**What to do:** Leave the pictures out and restate every line below exactly.

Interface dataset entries
____________
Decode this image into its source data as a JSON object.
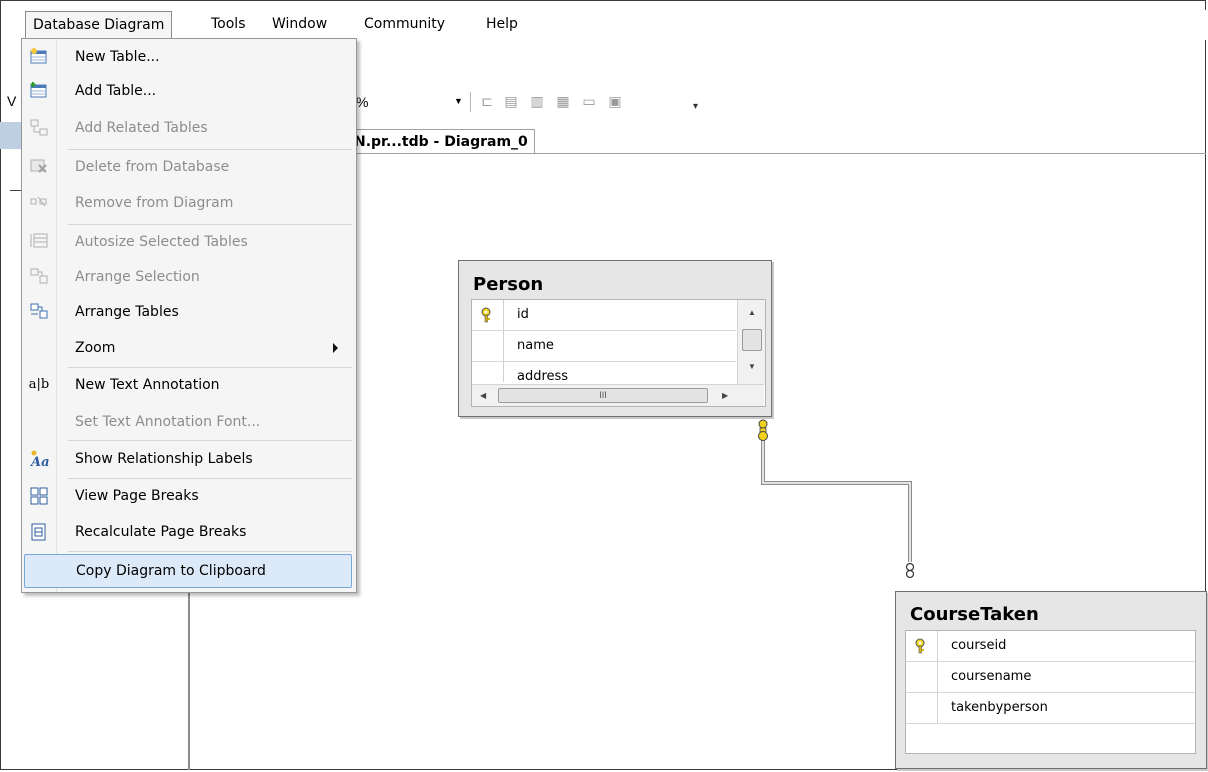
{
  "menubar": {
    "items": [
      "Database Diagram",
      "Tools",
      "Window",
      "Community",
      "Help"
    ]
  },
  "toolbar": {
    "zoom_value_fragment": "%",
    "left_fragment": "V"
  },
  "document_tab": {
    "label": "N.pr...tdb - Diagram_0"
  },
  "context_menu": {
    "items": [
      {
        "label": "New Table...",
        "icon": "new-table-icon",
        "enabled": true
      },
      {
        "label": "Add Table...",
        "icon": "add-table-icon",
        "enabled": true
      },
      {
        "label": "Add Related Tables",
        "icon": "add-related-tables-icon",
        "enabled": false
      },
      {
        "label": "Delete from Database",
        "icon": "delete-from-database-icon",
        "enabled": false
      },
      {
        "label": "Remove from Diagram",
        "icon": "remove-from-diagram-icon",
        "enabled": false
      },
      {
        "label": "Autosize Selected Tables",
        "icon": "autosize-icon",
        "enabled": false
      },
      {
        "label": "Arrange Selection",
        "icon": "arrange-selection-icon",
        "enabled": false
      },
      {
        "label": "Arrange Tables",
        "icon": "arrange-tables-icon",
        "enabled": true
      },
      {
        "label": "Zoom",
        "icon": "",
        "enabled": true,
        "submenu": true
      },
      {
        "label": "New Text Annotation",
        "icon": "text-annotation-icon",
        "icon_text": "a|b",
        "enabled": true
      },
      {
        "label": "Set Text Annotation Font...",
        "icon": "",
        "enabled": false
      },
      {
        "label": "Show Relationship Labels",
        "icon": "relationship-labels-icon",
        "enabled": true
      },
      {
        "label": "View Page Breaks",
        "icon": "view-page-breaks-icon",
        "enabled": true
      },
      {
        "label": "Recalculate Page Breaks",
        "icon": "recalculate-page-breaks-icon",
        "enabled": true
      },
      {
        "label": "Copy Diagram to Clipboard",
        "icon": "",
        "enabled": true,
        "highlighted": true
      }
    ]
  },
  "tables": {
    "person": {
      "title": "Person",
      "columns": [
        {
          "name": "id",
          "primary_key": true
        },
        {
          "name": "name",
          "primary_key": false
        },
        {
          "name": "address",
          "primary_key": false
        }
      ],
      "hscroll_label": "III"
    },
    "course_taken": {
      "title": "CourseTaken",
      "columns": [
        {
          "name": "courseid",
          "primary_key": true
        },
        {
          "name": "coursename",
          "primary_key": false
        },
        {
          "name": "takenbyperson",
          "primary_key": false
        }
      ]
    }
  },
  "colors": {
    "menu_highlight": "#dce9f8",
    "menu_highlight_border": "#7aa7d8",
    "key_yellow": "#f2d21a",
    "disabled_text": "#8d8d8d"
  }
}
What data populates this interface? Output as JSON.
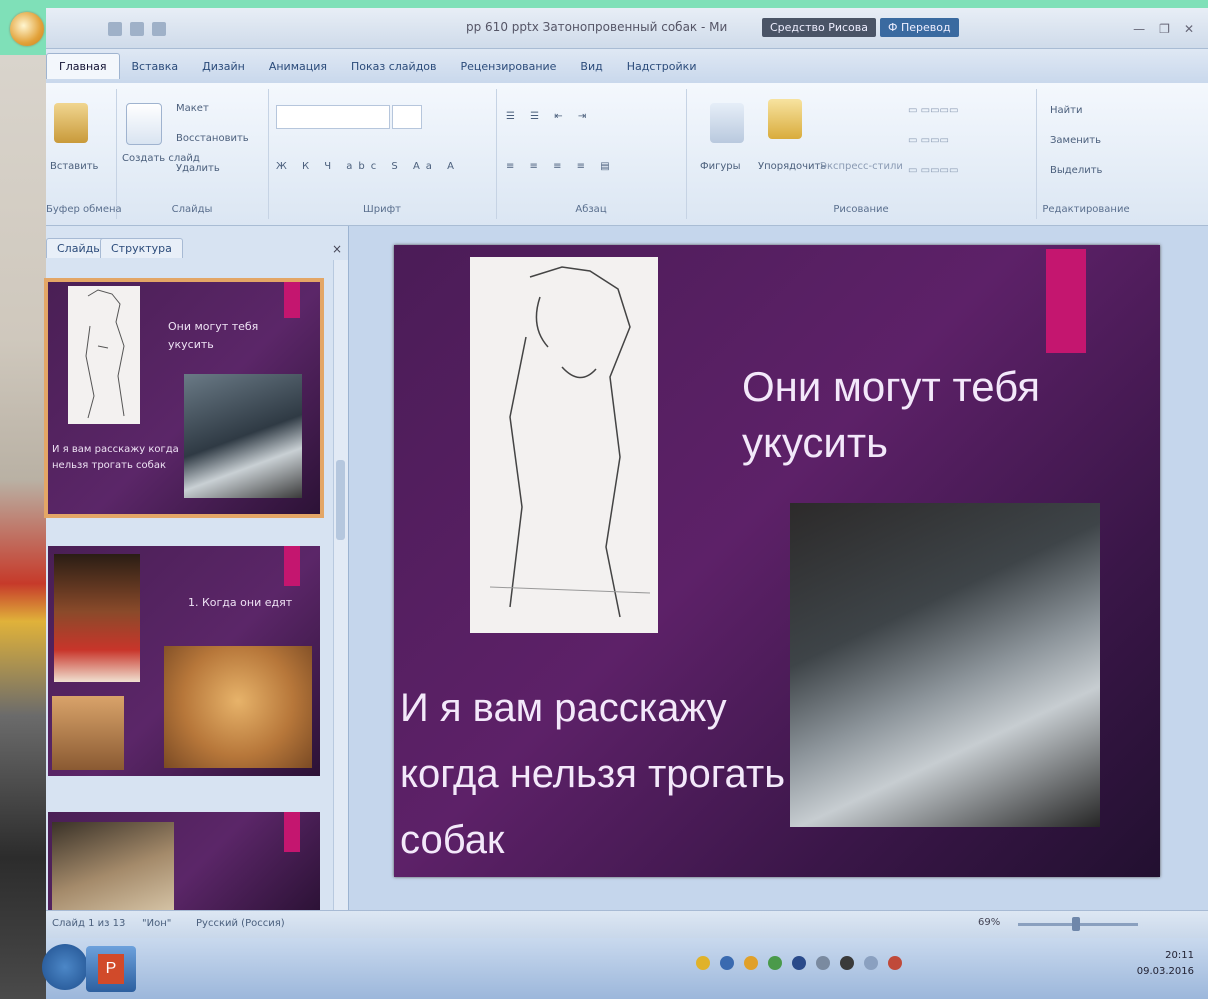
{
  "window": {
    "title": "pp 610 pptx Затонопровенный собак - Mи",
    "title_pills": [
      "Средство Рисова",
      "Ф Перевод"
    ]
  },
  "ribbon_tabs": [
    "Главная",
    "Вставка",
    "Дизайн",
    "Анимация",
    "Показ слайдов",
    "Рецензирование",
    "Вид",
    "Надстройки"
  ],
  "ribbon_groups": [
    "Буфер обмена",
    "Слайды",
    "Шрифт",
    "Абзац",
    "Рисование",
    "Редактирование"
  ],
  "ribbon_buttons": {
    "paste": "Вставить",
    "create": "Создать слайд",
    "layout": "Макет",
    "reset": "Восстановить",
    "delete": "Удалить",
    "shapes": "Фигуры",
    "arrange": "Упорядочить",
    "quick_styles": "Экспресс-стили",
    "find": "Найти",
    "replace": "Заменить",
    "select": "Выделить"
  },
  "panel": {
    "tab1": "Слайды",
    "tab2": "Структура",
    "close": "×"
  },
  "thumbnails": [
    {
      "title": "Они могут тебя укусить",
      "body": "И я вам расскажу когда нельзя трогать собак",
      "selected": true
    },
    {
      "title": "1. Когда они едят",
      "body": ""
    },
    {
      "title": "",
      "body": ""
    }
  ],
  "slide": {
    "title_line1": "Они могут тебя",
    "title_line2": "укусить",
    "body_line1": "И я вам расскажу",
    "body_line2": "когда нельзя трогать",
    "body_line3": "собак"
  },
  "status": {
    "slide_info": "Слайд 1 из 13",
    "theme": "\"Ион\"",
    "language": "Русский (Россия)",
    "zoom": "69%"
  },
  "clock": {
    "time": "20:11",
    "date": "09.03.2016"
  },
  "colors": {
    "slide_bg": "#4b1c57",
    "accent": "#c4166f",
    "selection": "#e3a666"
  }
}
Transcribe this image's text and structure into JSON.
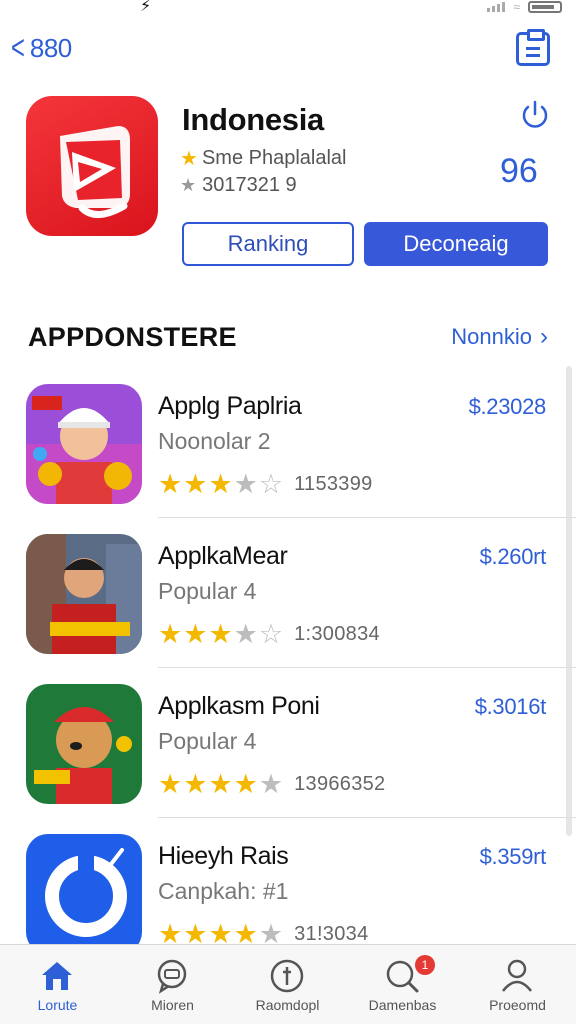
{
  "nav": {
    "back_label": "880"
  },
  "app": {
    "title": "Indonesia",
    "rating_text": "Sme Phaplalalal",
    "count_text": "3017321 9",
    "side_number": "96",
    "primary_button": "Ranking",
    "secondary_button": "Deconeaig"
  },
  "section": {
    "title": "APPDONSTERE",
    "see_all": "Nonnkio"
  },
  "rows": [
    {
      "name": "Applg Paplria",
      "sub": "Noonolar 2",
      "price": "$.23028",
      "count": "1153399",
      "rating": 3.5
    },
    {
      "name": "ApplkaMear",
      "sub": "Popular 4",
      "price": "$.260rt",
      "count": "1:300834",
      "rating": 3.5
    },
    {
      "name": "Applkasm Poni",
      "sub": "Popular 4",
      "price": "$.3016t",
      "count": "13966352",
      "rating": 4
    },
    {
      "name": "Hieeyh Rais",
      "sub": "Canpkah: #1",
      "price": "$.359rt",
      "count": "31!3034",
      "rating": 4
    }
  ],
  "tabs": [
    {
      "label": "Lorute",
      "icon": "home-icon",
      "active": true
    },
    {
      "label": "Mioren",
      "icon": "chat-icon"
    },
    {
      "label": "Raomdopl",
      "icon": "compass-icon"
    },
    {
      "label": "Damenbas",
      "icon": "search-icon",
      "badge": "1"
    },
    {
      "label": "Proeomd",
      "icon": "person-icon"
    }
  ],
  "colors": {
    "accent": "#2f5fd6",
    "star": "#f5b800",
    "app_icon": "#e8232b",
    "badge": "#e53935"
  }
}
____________
**Task response:**
Decode this image into its source data as a JSON object.
{
  "menubar": {
    "items": [
      "Database Diagram",
      "Tools",
      "Window",
      "Community",
      "Help"
    ]
  },
  "toolbar": {
    "zoom_value_fragment": "%",
    "left_fragment": "V"
  },
  "document_tab": {
    "label": "N.pr...tdb - Diagram_0"
  },
  "context_menu": {
    "items": [
      {
        "label": "New Table...",
        "icon": "new-table-icon",
        "enabled": true
      },
      {
        "label": "Add Table...",
        "icon": "add-table-icon",
        "enabled": true
      },
      {
        "label": "Add Related Tables",
        "icon": "add-related-tables-icon",
        "enabled": false
      },
      {
        "label": "Delete from Database",
        "icon": "delete-from-database-icon",
        "enabled": false
      },
      {
        "label": "Remove from Diagram",
        "icon": "remove-from-diagram-icon",
        "enabled": false
      },
      {
        "label": "Autosize Selected Tables",
        "icon": "autosize-icon",
        "enabled": false
      },
      {
        "label": "Arrange Selection",
        "icon": "arrange-selection-icon",
        "enabled": false
      },
      {
        "label": "Arrange Tables",
        "icon": "arrange-tables-icon",
        "enabled": true
      },
      {
        "label": "Zoom",
        "icon": "",
        "enabled": true,
        "submenu": true
      },
      {
        "label": "New Text Annotation",
        "icon": "text-annotation-icon",
        "icon_text": "a|b",
        "enabled": true
      },
      {
        "label": "Set Text Annotation Font...",
        "icon": "",
        "enabled": false
      },
      {
        "label": "Show Relationship Labels",
        "icon": "relationship-labels-icon",
        "enabled": true
      },
      {
        "label": "View Page Breaks",
        "icon": "view-page-breaks-icon",
        "enabled": true
      },
      {
        "label": "Recalculate Page Breaks",
        "icon": "recalculate-page-breaks-icon",
        "enabled": true
      },
      {
        "label": "Copy Diagram to Clipboard",
        "icon": "",
        "enabled": true,
        "highlighted": true
      }
    ]
  },
  "tables": {
    "person": {
      "title": "Person",
      "columns": [
        {
          "name": "id",
          "primary_key": true
        },
        {
          "name": "name",
          "primary_key": false
        },
        {
          "name": "address",
          "primary_key": false
        }
      ],
      "hscroll_label": "III"
    },
    "course_taken": {
      "title": "CourseTaken",
      "columns": [
        {
          "name": "courseid",
          "primary_key": true
        },
        {
          "name": "coursename",
          "primary_key": false
        },
        {
          "name": "takenbyperson",
          "primary_key": false
        }
      ]
    }
  },
  "colors": {
    "menu_highlight": "#dce9f8",
    "menu_highlight_border": "#7aa7d8",
    "key_yellow": "#f2d21a",
    "disabled_text": "#8d8d8d"
  }
}
What data populates this interface? Output as JSON.
{
  "window": {
    "title": "pp 610 pptx Затонопровенный собак - Mи",
    "title_pills": [
      "Средство Рисова",
      "Ф Перевод"
    ]
  },
  "ribbon_tabs": [
    "Главная",
    "Вставка",
    "Дизайн",
    "Анимация",
    "Показ слайдов",
    "Рецензирование",
    "Вид",
    "Надстройки"
  ],
  "ribbon_groups": [
    "Буфер обмена",
    "Слайды",
    "Шрифт",
    "Абзац",
    "Рисование",
    "Редактирование"
  ],
  "ribbon_buttons": {
    "paste": "Вставить",
    "create": "Создать слайд",
    "layout": "Макет",
    "reset": "Восстановить",
    "delete": "Удалить",
    "shapes": "Фигуры",
    "arrange": "Упорядочить",
    "quick_styles": "Экспресс-стили",
    "find": "Найти",
    "replace": "Заменить",
    "select": "Выделить"
  },
  "panel": {
    "tab1": "Слайды",
    "tab2": "Структура",
    "close": "×"
  },
  "thumbnails": [
    {
      "title": "Они могут тебя укусить",
      "body": "И я вам расскажу когда нельзя трогать собак",
      "selected": true
    },
    {
      "title": "1. Когда они едят",
      "body": ""
    },
    {
      "title": "",
      "body": ""
    }
  ],
  "slide": {
    "title_line1": "Они могут тебя",
    "title_line2": "укусить",
    "body_line1": "И я вам расскажу",
    "body_line2": "когда нельзя трогать",
    "body_line3": "собак"
  },
  "status": {
    "slide_info": "Слайд 1 из 13",
    "theme": "\"Ион\"",
    "language": "Русский (Россия)",
    "zoom": "69%"
  },
  "clock": {
    "time": "20:11",
    "date": "09.03.2016"
  },
  "colors": {
    "slide_bg": "#4b1c57",
    "accent": "#c4166f",
    "selection": "#e3a666"
  }
}
Transcribe this image's text and structure into JSON.
{
  "nav": {
    "back_label": "880"
  },
  "app": {
    "title": "Indonesia",
    "rating_text": "Sme Phaplalalal",
    "count_text": "3017321 9",
    "side_number": "96",
    "primary_button": "Ranking",
    "secondary_button": "Deconeaig"
  },
  "section": {
    "title": "APPDONSTERE",
    "see_all": "Nonnkio"
  },
  "rows": [
    {
      "name": "Applg Paplria",
      "sub": "Noonolar 2",
      "price": "$.23028",
      "count": "1153399",
      "rating": 3.5
    },
    {
      "name": "ApplkaMear",
      "sub": "Popular 4",
      "price": "$.260rt",
      "count": "1:300834",
      "rating": 3.5
    },
    {
      "name": "Applkasm Poni",
      "sub": "Popular 4",
      "price": "$.3016t",
      "count": "13966352",
      "rating": 4
    },
    {
      "name": "Hieeyh Rais",
      "sub": "Canpkah: #1",
      "price": "$.359rt",
      "count": "31!3034",
      "rating": 4
    }
  ],
  "tabs": [
    {
      "label": "Lorute",
      "icon": "home-icon",
      "active": true
    },
    {
      "label": "Mioren",
      "icon": "chat-icon"
    },
    {
      "label": "Raomdopl",
      "icon": "compass-icon"
    },
    {
      "label": "Damenbas",
      "icon": "search-icon",
      "badge": "1"
    },
    {
      "label": "Proeomd",
      "icon": "person-icon"
    }
  ],
  "colors": {
    "accent": "#2f5fd6",
    "star": "#f5b800",
    "app_icon": "#e8232b",
    "badge": "#e53935"
  }
}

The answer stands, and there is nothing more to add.